Just to give you a few examples how natural concepts still outsmart man-made technology:
Silky Spider-webs: The strongest, recyclable, flexible fibre in the market. Kevlar and other composites might have managed to surpass some sorts in single characteristics, but the combined characteristics of strength, flexibility, weight and recyclability are yet to be copied in a synthetic process.
A termite mount is build over years through a vast swarm of insects that are virtually blind, live on wood and grass and grow just a couple of centimetres long. Instead of engineers and architects, they rely on swam intelligence to build some of the most effective shelters to be found in nature. They feature a constant temperature and humidity without compromising on ventilation. Local availability of building materials is a prerequisite though. And for the ‘magnetic termites‘, a proper north-south orientation is achievable without any instruments and provides ideal adaptation to live comfortably on the sunny side of life.
And a real-life example: Water is the single most important element for life. When civilisation started to process, mine and discharge water for human needs, we cut a few aspects out of the picture: ecosystems for example. Water quality diminished drastically across the industrialized world before rules and regulations brought it back to current, acceptable levels. But water quality is often measured in terms of chemical and physical metrics, but water as such is only a carrier and habitat. So the quality of the habitat is a more important, derived measurement of the quality of water. That was discovered in the professional waste water treatment world a while ago, and engineers and artists together designed a revolutionary system, including flowforms that mimic natural rock cascades. The effect of those mechanic and biologic innovations was that the ecological quality of the receiving stream – that would normally be restored to original levels over a distance of 10 km – was achieved within 300m! The treatment installation (link in Dutch) is one of the first to combine those techniques, mimicking nature in a superior way than conventional technological and chemical treatments could dream to achieve. (By the way, the knowledge is not so modern at all. An old European wisdom states: “Water becomes clean again when it travels over seven stones.”)

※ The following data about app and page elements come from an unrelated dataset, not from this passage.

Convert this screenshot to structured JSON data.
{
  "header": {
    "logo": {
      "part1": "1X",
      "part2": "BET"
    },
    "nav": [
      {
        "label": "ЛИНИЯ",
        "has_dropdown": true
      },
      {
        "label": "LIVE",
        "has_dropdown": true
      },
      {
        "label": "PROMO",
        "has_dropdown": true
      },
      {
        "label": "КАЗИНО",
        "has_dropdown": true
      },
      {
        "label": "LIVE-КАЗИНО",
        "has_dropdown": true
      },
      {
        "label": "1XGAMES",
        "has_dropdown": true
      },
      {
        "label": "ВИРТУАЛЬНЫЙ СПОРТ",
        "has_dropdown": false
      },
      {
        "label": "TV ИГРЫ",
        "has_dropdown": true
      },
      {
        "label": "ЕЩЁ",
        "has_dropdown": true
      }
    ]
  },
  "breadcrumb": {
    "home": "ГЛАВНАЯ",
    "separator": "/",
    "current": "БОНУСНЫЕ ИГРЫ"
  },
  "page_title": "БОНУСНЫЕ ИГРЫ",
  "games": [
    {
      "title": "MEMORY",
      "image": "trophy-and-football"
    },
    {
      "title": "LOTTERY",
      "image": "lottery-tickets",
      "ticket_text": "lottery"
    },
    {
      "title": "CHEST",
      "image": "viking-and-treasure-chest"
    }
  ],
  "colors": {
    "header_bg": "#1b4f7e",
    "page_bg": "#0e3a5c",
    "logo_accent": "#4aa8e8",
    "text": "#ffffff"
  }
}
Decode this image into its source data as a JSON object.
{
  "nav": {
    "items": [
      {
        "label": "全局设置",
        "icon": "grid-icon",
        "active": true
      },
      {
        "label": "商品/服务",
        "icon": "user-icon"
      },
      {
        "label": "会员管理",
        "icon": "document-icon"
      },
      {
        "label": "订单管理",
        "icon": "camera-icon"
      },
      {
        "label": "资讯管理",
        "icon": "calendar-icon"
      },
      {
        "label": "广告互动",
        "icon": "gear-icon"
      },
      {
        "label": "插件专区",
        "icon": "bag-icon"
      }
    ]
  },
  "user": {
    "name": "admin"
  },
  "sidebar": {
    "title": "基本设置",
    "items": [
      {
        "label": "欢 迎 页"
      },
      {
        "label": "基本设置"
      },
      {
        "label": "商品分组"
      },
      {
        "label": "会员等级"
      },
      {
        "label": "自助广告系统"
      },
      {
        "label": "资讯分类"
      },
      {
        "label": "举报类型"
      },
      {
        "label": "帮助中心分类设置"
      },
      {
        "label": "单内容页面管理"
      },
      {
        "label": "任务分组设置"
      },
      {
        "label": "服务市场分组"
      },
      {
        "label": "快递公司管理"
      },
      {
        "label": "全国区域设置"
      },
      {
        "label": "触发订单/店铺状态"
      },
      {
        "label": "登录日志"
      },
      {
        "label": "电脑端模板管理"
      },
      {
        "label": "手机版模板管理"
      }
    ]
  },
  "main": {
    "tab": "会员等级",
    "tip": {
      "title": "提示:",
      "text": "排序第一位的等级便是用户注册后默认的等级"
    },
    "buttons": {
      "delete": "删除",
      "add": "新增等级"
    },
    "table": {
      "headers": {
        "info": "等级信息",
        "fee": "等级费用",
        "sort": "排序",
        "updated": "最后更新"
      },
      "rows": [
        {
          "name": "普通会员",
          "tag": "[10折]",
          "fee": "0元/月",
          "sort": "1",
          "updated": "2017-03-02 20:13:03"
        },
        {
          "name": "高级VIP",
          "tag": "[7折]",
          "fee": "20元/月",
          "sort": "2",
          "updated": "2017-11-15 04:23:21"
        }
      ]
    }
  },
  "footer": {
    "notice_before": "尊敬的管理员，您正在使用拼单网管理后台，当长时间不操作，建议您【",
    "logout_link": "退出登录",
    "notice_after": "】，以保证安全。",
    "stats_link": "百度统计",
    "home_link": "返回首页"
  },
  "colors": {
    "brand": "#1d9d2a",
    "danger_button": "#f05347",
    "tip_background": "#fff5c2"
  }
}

To feed your appetite for more, I recommend to nose around and start with this trailer of ‘Second nature: The biomimicry evolution‘